Lydia Davis and Translationese
Multilingual Wordsmiths, Part 1
Liesl Schillinger interviews Lydia Davis
I love the English language. I know some people go into translating because they love foreign languages, but I love English above all, and I enjoy translating these foreign texts into my beloved English. I enjoy that aspect of translation — that it is a form of writing that doesn’t involve the invention of the piece of writing. I also love the puzzle aspect of it. I’m a fan of puzzles—sometimes crosswords, jumbles, cryptograms, but especially number puzzles, because they don’t involve words. Translation is both a form of writing and a puzzle to be solved: here’s a sentence; translate it into English. Constraints can be very helpful.
Station Without A Stop.
translated by Douglas Robertson
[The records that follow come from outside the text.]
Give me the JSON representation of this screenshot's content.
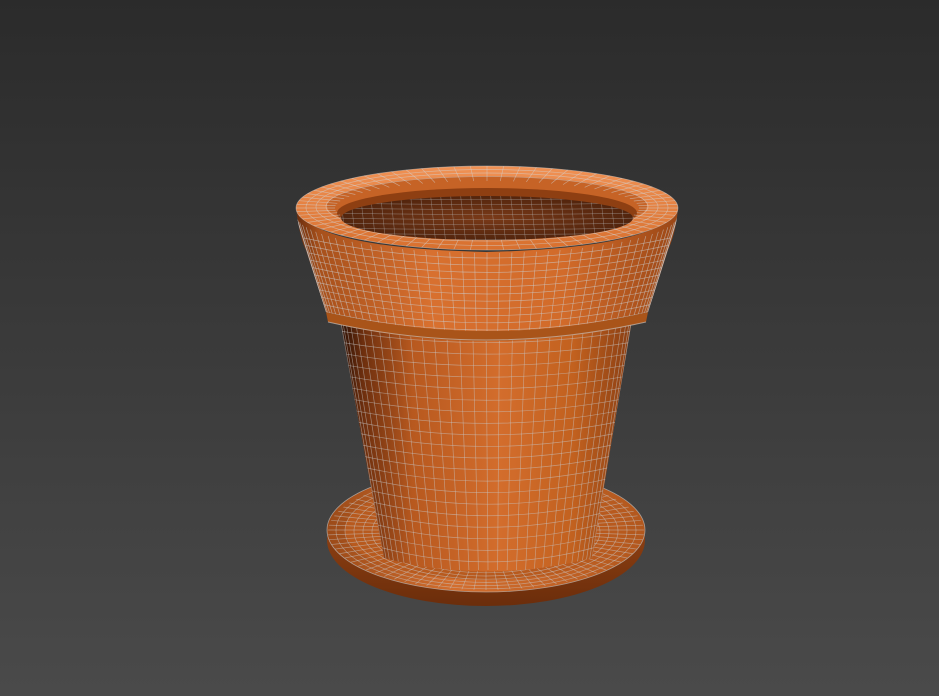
{
  "viewport": {
    "background_top": "#2b2b2b",
    "background_bottom": "#4a4a4a",
    "object": {
      "name": "flower-pot",
      "display_mode": "shaded-with-wireframe",
      "base_color": "#c8642a",
      "highlight_color": "#e9823e",
      "shadow_color": "#7a3512",
      "wire_color": "#b3b3b3",
      "parts": [
        "rim",
        "body",
        "saucer",
        "soil-surface"
      ]
    }
  }
}
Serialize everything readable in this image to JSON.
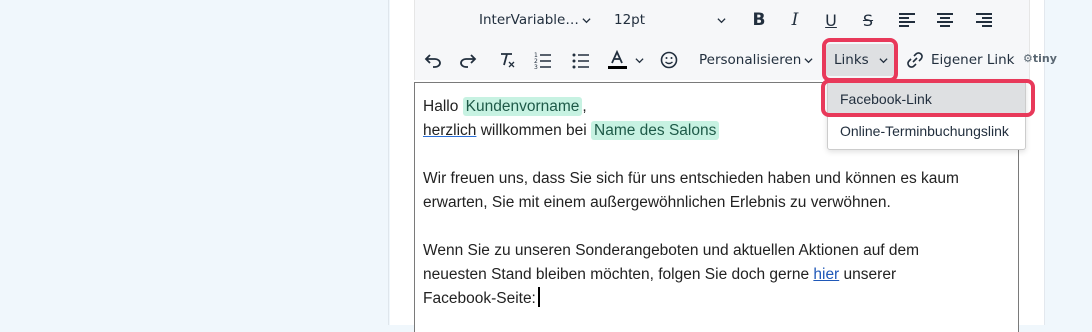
{
  "toolbar": {
    "font_family": "InterVariable…",
    "font_size": "12pt",
    "bold": "B",
    "italic": "I",
    "underline": "U",
    "strike": "S",
    "personalize_label": "Personalisieren",
    "links_label": "Links",
    "custom_link_label": "Eigener Link",
    "tiny_label": "tiny",
    "text_color_hex": "#000000"
  },
  "dropdown": {
    "items": [
      "Facebook-Link",
      "Online-Terminbuchungslink"
    ]
  },
  "editor": {
    "line1_prefix": "Hallo",
    "var_first_name": "Kundenvorname",
    "line1_suffix": ",",
    "line2_word": "herzlich",
    "line2_rest": "willkommen bei",
    "var_salon": "Name des Salons",
    "para2_line1": "Wir freuen uns, dass Sie sich für uns entschieden haben und können es kaum",
    "para2_line2": "erwarten, Sie mit einem außergewöhnlichen Erlebnis zu verwöhnen.",
    "para3_line1": "Wenn Sie zu unseren Sonderangeboten und aktuellen Aktionen auf dem",
    "para3_line2_a": "neuesten Stand bleiben möchten, folgen Sie doch gerne",
    "para3_link": "hier",
    "para3_line2_b": "unserer",
    "para3_line3": "Facebook-Seite:"
  },
  "colors": {
    "highlight": "#e8395a",
    "variable_bg": "#c7f2e2",
    "link": "#1f58b8"
  }
}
(....) Out of boredom, and because otherwise he would inevitably have succumbed to despair, he would often read aloud to himself tales and stories of his own invention and composition—“The Cat,” for example, or “The Dry Dock,” or “The Swimming-Birds,” or “The Landlady of the Inn’s Manageress,” “The Death Bed.” The ideas for these stories came to him mostly at night, and in order not lose them he had to get out of bed in the dark and, while his cellmates were sleeping, to sit down at the table, and, in the midst of that “dreadful darkness,” to jot down what had just occurred to him. Moreover it seemed to him that for the time being he would be unable to write down an entire story all the way to the end without rather lengthy preparation beforehand, and this pleased him, because his stories did not admit of being interrupted by any kind of incident; he had once had to break off in the middle of a story because one of the three inmates with whom he lived in the cell had taken notice of him and brutally hissed him away from the table, and the story had been lost. But over time he had developed a method of getting up from his pallet and sitting down at the table so soundlessly that they did not perceive him even when they were hardly fast asleep. There was hardly ever a night, and in the past year-and-a half pretty much not a single further night, in which he had not been awoken by an idea or at least by a thought, by a hint of a thought. He called his writing “my pastime,” and it came to him the way dreams come to other people, and it was for him as fragile as a dream.